Living Well: Hospice helps ease end-of-life decisions — World Hospice and Palliative Care Day is Oct. 13

Memorial Regional Health staff/For Craig Press
MRH Hospice Poinsettia SaleNeed a holiday poinsettia or want to give one to a friend? Memorial Regional Health is holding a poinsettia sale to support hospice services for people in our community. Poinsettias are on sale now through November and will cost $15 each. Three colors will be available, including white, red and jingle bells. To order, visit any MRH front desk and ask for an order form. Poinsettias will be delivered Nov. 19. For more information, call 970-826-8256.

If you have a loved one who has gone through hospice, or if you know someone who has benefited from hospice care, then you understand the value it brings to families during the end of a loved one’s life. Hospice care not only eases the transition for the person who is dying, it also eases the transition for those left behind.

Hospice care is for people with terminal illnesses, often when all efforts to treat a condition have been made without success. The focus of hospice is caring, not curing. In other words, hospice provides palliative care, which strives to improve the quality of life for patients by helping relieve suffering through comfort measures, including treatment of pain and symptom control and offering the patient and family whatever support they need.

Take advantage of hospice services

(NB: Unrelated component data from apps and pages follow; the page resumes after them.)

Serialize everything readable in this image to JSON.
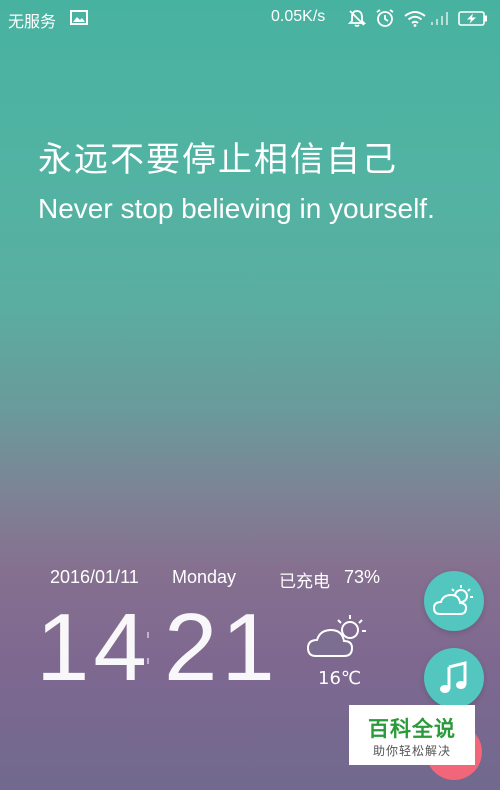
{
  "status_bar": {
    "carrier": "无服务",
    "net_speed": "0.05K/s",
    "icons": [
      "gallery-icon",
      "bell-off-icon",
      "alarm-icon",
      "wifi-icon",
      "signal-icon",
      "battery-charging-icon"
    ]
  },
  "quote": {
    "chinese": "永远不要停止相信自己",
    "english": "Never stop believing in yourself."
  },
  "info": {
    "date": "2016/01/11",
    "weekday": "Monday",
    "charging": "已充电",
    "battery": "73%"
  },
  "clock": {
    "hours": "14",
    "minutes": "21"
  },
  "weather": {
    "temperature": "16℃",
    "icon": "partly-cloudy-icon"
  },
  "fabs": [
    "weather-icon",
    "music-note-icon"
  ],
  "watermark": {
    "title": "百科全说",
    "subtitle": "助你轻松解决"
  },
  "colors": {
    "fab": "#52c6bf",
    "partial_fab": "#f2667a",
    "watermark_green": "#2a9b3a"
  }
}
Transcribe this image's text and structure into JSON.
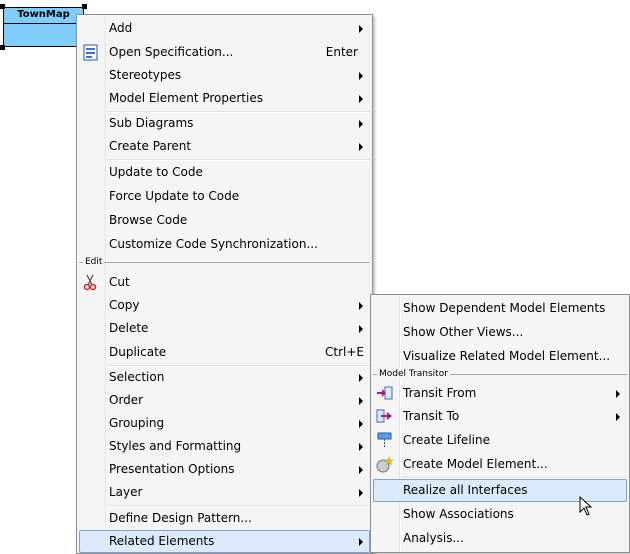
{
  "diagram": {
    "class_name": "TownMap"
  },
  "main_menu": {
    "items": [
      {
        "label": "Add",
        "submenu": true
      },
      {
        "label": "Open Specification...",
        "shortcut": "Enter",
        "icon": "specification-icon"
      },
      {
        "label": "Stereotypes",
        "submenu": true
      },
      {
        "label": "Model Element Properties",
        "submenu": true
      },
      {
        "label": "Sub Diagrams",
        "submenu": true
      },
      {
        "label": "Create Parent",
        "submenu": true
      },
      {
        "label": "Update to Code"
      },
      {
        "label": "Force Update to Code"
      },
      {
        "label": "Browse Code"
      },
      {
        "label": "Customize Code Synchronization..."
      },
      {
        "label": "Cut",
        "icon": "scissors-icon"
      },
      {
        "label": "Copy",
        "submenu": true
      },
      {
        "label": "Delete",
        "submenu": true
      },
      {
        "label": "Duplicate",
        "shortcut": "Ctrl+E"
      },
      {
        "label": "Selection",
        "submenu": true
      },
      {
        "label": "Order",
        "submenu": true
      },
      {
        "label": "Grouping",
        "submenu": true
      },
      {
        "label": "Styles and Formatting",
        "submenu": true
      },
      {
        "label": "Presentation Options",
        "submenu": true
      },
      {
        "label": "Layer",
        "submenu": true
      },
      {
        "label": "Define Design Pattern..."
      },
      {
        "label": "Related Elements",
        "submenu": true,
        "highlighted": true
      }
    ],
    "group_label_edit": "Edit"
  },
  "sub_menu": {
    "items": [
      {
        "label": "Show Dependent Model Elements"
      },
      {
        "label": "Show Other Views..."
      },
      {
        "label": "Visualize Related Model Element..."
      },
      {
        "label": "Transit From",
        "submenu": true,
        "icon": "transit-from-icon"
      },
      {
        "label": "Transit To",
        "submenu": true,
        "icon": "transit-to-icon"
      },
      {
        "label": "Create Lifeline",
        "icon": "lifeline-icon"
      },
      {
        "label": "Create Model Element...",
        "icon": "model-element-icon"
      },
      {
        "label": "Realize all Interfaces",
        "highlighted": true
      },
      {
        "label": "Show Associations"
      },
      {
        "label": "Analysis..."
      }
    ],
    "group_label_transitor": "Model Transitor"
  },
  "colors": {
    "class_fill": "#7fcdf8",
    "highlight_fill": "#dcebfc",
    "highlight_border": "#7da2ce"
  }
}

Hospice is for the whole family, and the longer your loved one is in hospice, the more benefits you reap. Benefits are practical, such as finalizing a will and advance directives, but more importantly, they provide the physical, emotional, and spiritual care needed to ease the transition for everyone. The hospice team facilitates emotional closure and saying goodbye and guides discussions to make for a peaceful ending to your family member’s life. With hospice, you receive wrap-around care, including access to social workers and chaplains who specialize in end-of-life conversations.

The hospice team at Memorial Regional Health works collaboratively to care for your loved one and meets with the family regularly to provide updates on care. Hospice staff are available 24 hours per day, seven days per week to provide care for the patient and family.

“By getting a chance to know the patient and family, we are able to better accommodate their wishes and provide more individualized and personal care,” said Kristine Cooper, MRH Hospice and Home Health director.

Don’t wait to request hospice

The average length of stay in hospice is 19 days, according to the National Hospice and Palliative Care Organization. It’s best to enroll in hospice as soon as you can to take advantage of all the benefits hospice offers, including assigning a power of attorney and getting a will in order. If families don’t plan ahead, there can be difficult and sometimes expensive consequences. It also leaves financial concerns out of the final days, allowing you to simply enjoy your time with your loved one.

“Getting admitted into hospice earlier rather than later helps build relationships and trust with the team, as well as provide more time to complete end-of-life planning and focus on quality of life,” Cooper said.

The Hospice program at Memorial Regional Health received good news recently — just in time for World Hospice and Palliative Care Day on Oct. 13. Their bid for accreditation was approved by the Accreditation Commission for Health Care, and they will soon receive official notice. Consider supporting hospice services and helping the team celebrate by purchasing a holiday poinsettia. If you’d like to learn more about MRH hospice services or are interested in volunteering, call 970-824-6882.


From Pipi’s Pasture: It’s one hot July!

July 19, 2019

So much for the models that predicted a cool, wet summer for us here in western Colorado — at least I think it’s hot this July. Ranchers are probably relieved that it’s been a good haying season, and after the cool spring, it’s nice to have a “normal” summer, but it is indeed hot.

See more